> Supplied records:
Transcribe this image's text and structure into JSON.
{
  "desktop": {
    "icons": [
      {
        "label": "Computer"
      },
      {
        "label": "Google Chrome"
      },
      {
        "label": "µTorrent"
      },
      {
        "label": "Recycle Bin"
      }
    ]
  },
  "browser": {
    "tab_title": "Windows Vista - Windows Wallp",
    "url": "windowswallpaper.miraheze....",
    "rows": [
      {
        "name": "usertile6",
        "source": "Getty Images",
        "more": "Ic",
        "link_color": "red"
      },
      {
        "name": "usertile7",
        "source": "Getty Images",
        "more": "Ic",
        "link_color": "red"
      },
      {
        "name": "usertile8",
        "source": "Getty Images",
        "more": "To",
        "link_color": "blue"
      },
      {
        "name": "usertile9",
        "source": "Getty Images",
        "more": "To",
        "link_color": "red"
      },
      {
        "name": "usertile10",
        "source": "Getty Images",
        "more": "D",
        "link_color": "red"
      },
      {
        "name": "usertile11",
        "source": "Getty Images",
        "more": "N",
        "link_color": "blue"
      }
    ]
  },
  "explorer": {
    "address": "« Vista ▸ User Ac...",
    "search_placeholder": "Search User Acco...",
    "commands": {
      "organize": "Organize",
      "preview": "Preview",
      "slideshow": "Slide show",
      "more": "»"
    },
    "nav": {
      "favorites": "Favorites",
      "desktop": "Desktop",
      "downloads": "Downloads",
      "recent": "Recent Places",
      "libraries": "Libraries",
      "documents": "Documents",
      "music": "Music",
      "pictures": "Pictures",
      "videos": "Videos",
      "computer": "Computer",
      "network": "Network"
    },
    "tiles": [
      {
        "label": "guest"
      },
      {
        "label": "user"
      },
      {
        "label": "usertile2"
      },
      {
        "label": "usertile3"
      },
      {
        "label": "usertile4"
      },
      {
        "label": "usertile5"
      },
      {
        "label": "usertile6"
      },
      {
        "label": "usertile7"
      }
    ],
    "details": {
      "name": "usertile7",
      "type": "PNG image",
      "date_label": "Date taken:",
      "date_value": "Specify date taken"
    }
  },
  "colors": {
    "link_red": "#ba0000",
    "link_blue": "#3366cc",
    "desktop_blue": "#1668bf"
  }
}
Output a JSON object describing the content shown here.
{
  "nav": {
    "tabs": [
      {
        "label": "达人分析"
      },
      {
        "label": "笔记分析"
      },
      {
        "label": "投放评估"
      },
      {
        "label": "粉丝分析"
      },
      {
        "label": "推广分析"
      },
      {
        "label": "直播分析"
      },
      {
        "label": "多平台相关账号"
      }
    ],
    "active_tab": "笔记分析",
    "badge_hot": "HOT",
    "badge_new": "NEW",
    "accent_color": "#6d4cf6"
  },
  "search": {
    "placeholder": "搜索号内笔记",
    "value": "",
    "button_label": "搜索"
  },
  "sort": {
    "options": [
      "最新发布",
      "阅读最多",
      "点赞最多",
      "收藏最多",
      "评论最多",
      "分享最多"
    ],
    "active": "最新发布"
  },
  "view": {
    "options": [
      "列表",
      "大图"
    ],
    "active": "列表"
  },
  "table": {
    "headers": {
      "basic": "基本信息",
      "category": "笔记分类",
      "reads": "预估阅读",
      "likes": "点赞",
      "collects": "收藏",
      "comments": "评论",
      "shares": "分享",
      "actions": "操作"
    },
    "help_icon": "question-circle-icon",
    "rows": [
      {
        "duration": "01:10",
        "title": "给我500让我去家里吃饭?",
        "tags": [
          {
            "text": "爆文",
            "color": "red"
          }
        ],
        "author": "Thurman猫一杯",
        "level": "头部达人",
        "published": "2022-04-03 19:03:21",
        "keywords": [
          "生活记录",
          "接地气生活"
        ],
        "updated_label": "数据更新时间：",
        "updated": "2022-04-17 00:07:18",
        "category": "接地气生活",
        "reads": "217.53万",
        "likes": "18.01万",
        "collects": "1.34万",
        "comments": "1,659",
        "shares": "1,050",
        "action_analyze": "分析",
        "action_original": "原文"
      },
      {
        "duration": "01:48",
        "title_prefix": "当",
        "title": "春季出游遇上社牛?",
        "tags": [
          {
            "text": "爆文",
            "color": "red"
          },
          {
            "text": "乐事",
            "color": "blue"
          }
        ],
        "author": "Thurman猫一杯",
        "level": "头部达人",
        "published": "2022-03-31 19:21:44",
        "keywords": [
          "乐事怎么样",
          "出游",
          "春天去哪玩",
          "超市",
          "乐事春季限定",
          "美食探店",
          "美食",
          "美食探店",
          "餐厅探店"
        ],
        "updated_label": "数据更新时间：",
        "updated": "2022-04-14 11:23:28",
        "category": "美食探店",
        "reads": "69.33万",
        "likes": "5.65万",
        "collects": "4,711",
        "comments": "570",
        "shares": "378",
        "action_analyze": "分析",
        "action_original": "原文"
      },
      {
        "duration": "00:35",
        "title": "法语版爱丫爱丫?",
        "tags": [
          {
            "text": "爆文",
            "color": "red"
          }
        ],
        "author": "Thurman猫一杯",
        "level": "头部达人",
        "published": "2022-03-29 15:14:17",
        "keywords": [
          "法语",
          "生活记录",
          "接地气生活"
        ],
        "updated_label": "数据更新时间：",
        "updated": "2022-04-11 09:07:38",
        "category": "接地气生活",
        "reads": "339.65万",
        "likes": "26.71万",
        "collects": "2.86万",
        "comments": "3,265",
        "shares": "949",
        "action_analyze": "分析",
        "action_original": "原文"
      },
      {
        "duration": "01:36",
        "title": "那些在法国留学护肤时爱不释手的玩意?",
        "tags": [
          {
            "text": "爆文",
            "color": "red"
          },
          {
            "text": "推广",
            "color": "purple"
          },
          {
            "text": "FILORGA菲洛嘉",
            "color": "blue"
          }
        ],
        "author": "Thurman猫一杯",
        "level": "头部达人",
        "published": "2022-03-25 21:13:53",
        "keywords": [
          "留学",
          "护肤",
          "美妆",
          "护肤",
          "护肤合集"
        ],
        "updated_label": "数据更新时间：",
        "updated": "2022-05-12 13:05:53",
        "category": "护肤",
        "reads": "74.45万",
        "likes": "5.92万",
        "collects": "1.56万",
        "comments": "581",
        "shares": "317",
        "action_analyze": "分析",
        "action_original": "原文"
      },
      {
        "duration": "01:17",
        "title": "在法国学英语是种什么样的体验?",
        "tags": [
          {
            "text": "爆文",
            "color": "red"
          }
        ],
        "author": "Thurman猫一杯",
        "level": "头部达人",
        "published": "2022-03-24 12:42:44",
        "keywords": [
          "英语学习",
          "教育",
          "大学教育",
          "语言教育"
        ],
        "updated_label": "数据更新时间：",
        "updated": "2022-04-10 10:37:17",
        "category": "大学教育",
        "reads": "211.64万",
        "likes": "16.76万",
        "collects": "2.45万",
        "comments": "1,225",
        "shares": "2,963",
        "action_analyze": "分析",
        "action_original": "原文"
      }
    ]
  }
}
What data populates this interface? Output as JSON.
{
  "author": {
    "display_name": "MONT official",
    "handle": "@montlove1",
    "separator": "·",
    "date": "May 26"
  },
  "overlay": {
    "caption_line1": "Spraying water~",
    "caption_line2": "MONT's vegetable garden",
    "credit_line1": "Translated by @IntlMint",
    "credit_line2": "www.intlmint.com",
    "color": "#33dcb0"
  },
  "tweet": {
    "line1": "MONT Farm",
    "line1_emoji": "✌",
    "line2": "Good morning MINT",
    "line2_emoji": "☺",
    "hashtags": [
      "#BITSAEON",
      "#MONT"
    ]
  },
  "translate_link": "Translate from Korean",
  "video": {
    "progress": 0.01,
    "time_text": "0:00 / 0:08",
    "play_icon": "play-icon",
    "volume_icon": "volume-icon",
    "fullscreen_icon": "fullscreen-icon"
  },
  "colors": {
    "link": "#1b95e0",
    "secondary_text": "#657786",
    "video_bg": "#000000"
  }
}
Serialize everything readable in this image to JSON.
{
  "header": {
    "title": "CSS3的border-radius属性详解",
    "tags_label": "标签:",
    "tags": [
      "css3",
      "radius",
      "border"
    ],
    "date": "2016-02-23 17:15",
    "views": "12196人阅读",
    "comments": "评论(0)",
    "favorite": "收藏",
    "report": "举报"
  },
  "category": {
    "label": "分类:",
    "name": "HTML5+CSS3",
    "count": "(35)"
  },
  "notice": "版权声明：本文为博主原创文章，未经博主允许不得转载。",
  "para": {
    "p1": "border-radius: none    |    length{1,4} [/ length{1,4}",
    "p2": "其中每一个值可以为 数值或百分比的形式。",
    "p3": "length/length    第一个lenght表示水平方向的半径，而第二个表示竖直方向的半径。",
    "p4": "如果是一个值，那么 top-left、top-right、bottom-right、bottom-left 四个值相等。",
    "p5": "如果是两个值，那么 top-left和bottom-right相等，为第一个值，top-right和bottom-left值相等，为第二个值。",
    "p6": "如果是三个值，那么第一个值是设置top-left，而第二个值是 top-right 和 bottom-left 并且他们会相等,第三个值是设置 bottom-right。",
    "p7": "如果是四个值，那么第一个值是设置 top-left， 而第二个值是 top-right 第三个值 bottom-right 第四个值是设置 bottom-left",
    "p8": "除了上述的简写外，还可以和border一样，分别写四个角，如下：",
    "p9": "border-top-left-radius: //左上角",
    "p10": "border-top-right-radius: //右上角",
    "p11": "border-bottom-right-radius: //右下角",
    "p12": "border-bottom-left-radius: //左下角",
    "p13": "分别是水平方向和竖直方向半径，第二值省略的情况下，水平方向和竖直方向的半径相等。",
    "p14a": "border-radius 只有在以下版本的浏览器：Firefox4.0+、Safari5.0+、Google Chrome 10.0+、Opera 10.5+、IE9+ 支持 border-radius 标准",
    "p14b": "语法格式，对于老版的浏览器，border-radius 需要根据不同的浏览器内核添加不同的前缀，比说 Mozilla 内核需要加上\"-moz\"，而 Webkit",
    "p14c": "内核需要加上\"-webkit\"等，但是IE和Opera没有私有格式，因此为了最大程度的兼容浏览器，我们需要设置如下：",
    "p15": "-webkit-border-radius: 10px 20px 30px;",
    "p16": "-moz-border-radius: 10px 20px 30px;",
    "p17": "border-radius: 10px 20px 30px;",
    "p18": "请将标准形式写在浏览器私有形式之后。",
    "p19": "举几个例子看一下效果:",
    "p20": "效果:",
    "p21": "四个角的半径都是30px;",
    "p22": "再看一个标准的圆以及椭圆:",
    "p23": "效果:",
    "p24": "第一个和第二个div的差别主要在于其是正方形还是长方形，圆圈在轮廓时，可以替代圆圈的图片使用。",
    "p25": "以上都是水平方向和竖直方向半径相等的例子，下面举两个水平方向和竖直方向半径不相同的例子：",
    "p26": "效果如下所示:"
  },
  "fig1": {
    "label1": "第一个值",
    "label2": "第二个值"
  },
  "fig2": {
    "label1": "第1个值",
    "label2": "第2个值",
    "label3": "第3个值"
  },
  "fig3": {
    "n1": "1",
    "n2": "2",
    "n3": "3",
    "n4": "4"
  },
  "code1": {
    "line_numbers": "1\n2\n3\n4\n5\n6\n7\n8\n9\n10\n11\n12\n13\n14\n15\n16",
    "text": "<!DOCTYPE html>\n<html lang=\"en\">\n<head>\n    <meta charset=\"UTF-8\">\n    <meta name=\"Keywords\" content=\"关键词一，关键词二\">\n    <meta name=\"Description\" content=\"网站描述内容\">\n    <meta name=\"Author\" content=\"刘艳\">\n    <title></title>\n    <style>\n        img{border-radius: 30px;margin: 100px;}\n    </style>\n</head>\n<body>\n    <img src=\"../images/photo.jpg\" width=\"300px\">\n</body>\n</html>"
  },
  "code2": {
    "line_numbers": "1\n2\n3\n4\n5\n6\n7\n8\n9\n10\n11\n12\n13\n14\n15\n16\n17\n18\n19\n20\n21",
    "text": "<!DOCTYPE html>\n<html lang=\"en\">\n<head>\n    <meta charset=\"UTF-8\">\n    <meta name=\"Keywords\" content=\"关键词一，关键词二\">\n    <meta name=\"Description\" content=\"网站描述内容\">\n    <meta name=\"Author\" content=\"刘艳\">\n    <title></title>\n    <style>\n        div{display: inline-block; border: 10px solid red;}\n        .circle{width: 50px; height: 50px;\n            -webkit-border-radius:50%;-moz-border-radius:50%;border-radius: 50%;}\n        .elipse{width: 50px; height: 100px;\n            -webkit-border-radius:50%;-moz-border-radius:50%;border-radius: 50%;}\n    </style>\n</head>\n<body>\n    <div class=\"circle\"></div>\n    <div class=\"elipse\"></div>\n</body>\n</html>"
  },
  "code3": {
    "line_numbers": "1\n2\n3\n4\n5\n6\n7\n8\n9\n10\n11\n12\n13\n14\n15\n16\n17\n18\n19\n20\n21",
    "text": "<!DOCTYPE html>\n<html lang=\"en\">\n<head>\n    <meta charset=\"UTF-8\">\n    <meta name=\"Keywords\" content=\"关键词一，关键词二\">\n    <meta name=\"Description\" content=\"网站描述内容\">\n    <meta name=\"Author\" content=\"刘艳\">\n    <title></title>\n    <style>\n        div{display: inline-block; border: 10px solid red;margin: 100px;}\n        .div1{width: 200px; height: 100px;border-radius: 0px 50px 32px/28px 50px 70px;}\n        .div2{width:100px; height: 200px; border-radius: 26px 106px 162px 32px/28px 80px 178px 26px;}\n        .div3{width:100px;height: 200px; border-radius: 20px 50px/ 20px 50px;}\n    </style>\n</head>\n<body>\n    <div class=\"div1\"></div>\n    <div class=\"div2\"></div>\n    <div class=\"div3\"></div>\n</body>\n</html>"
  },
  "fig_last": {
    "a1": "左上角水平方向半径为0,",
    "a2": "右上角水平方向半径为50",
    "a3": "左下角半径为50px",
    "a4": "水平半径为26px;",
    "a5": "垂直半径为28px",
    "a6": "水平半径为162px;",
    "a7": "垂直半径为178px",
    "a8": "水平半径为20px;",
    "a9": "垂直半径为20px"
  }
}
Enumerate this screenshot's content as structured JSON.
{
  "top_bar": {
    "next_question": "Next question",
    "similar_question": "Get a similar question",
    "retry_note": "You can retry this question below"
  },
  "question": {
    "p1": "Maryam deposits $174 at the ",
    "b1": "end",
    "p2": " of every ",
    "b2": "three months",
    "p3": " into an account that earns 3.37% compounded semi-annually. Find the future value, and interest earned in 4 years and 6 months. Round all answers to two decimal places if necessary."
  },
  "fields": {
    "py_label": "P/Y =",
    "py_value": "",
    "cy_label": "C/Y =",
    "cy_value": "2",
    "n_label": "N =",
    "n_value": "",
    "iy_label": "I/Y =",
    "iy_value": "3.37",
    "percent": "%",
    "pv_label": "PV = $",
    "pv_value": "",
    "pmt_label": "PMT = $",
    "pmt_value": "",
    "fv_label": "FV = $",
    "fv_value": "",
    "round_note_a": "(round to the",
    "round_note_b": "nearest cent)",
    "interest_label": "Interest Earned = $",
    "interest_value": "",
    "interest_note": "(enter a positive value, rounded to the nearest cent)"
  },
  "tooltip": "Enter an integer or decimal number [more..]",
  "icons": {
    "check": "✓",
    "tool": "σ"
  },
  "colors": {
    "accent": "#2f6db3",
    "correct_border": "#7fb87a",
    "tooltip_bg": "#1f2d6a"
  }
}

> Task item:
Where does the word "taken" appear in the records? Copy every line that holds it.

> Result of the exercise:
      "date_label": "Date taken:",
      "date_value": "Specify date taken"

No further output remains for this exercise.